R AYNE — This Acadia Parish city of 8,000 may be small, but its residents honored the memory of slain civil rights leader Martin Luther King Jr. in a big way Monday with a march and several other events designed to bring the community together.
“They killed the man, but they did not kill his legacy, his thoughts or his spirit,” said Mayor Chuck Robichaux. “He has served as an inspiration for 48 years. He’s a reason to know there’s hope.”
About 100 people gathered Monday morning at the Depot Square and then marched to the Rayne Civic Center, where students shared poetry and songs they had written about King, and other members of the community were invited to share what the day means for them.
“This is something for our young children to remember, and thank God that they don’t have to deal with some of the things they had to then. Racism is still alive and well, and we have to eradicate it,” said Hilda Wiltz, a member of the National Association of University Women, which co-sponsored the day’s events.
She said there were representatives of every church and school in Rayne at the march, which fit the celebration’s message of “Drawing courage and strength as a unified community promoting peace and justice.”
Martin Luther King Jr. Day is held on the third Monday of January every year, which is near his birthday: Jan. 15. It was first observed as a national holiday in 1986, after President Ronald Reagan signed it into law.
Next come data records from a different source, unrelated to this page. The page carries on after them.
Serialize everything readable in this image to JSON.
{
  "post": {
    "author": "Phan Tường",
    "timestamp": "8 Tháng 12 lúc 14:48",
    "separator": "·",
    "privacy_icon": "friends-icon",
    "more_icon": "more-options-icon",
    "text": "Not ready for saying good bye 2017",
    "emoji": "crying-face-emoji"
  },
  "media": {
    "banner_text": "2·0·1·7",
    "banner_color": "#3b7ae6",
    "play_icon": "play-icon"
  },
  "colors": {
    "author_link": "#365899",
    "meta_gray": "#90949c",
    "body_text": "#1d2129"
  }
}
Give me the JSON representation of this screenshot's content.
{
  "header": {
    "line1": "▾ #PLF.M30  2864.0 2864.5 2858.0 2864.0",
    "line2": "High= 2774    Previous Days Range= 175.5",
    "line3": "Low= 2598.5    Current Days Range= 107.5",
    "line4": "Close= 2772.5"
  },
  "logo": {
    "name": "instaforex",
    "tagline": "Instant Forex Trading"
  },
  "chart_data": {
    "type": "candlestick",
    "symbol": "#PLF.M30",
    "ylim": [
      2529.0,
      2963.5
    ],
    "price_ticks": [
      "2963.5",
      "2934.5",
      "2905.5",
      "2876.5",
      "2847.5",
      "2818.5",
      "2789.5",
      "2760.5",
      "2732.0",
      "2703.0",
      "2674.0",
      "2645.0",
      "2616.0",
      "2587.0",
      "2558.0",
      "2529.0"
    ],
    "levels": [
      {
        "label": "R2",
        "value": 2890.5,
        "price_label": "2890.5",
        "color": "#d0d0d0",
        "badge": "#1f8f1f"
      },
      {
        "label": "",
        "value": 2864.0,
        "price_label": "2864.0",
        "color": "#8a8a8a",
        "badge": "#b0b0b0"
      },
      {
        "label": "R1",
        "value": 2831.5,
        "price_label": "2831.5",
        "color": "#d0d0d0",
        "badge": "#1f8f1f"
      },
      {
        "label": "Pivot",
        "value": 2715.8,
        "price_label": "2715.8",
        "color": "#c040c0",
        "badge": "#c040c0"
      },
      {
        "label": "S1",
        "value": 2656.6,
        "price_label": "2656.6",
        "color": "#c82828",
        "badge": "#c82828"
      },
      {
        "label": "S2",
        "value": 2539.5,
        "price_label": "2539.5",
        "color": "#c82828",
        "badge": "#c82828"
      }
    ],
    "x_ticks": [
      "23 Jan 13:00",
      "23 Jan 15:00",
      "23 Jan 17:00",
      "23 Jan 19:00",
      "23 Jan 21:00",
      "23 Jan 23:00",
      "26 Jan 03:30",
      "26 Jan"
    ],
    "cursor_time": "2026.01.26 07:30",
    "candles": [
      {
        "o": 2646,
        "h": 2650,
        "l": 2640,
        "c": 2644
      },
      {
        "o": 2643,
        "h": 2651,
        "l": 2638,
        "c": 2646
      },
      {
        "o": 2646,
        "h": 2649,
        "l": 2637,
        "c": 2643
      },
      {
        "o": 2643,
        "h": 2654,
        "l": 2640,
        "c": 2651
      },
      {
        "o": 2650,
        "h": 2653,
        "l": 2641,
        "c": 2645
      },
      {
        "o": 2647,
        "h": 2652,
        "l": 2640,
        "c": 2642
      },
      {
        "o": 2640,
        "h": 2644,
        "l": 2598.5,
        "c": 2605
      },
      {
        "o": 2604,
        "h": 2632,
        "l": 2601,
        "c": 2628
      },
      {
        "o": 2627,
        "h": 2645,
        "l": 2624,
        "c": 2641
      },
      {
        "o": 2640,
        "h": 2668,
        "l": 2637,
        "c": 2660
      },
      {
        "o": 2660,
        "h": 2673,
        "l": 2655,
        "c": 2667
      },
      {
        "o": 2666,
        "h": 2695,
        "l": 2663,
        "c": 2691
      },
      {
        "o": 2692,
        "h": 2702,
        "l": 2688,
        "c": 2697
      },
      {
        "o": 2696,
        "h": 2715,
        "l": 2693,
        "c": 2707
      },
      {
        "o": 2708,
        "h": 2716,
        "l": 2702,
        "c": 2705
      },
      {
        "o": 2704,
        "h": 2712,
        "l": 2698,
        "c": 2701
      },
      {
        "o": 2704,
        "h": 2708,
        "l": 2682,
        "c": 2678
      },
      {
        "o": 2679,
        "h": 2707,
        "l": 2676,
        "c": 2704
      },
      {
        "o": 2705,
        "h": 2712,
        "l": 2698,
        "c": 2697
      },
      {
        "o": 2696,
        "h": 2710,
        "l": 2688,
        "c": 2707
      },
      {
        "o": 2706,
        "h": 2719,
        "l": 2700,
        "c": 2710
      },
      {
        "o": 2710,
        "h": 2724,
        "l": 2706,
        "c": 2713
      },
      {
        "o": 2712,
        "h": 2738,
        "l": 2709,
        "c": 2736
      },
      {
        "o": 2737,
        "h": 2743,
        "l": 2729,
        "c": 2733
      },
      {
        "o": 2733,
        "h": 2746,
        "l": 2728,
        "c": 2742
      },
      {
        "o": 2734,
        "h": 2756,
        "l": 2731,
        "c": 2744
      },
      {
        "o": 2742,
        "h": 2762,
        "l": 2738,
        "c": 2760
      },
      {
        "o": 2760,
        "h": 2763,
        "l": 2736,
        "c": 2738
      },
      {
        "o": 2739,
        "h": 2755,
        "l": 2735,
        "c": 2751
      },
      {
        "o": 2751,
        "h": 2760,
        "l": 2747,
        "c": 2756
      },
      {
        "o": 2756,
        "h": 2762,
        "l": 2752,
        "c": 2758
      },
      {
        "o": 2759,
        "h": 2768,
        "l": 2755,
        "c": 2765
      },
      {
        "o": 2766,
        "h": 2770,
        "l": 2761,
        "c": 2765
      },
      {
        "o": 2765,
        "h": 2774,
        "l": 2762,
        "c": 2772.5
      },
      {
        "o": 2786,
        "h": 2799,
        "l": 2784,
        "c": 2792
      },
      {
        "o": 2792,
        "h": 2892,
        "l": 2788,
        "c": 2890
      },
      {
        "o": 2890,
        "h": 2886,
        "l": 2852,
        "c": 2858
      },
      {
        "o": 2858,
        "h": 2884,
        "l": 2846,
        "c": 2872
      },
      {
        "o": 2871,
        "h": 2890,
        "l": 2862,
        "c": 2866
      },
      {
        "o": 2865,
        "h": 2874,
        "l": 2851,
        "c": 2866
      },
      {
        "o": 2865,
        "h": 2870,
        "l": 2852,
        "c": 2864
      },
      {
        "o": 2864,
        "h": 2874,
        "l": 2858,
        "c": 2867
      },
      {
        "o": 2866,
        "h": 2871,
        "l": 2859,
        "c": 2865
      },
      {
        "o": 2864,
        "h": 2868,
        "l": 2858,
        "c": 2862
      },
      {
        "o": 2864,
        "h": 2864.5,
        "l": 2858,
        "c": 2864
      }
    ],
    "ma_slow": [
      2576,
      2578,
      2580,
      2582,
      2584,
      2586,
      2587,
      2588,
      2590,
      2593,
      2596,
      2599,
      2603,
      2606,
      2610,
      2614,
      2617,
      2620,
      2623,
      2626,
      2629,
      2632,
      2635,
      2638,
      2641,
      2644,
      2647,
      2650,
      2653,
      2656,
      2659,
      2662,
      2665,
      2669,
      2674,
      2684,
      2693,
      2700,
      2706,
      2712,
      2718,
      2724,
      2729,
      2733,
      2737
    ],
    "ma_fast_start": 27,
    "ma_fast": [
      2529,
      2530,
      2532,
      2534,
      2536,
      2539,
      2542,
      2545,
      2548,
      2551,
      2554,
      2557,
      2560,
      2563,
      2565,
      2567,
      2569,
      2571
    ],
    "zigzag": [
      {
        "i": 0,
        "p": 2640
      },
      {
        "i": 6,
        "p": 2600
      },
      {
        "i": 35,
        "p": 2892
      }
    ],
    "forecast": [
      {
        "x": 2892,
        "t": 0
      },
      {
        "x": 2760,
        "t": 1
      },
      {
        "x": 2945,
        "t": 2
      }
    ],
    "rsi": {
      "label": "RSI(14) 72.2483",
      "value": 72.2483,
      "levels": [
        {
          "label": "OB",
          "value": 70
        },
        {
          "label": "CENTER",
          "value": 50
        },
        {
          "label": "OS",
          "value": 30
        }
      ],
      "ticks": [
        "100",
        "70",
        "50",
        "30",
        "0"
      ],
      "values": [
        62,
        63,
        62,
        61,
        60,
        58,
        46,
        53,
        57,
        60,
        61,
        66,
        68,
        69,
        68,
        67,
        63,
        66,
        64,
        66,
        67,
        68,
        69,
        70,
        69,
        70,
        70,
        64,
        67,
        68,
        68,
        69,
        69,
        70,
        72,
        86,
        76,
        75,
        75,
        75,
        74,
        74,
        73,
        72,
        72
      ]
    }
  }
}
“This community here really embraces Dr. Martin Luther King, and he’s a lot of the reason why the black community and the white community get together and have events like this because it’s a day of wellness for the kids,” Robichaux said.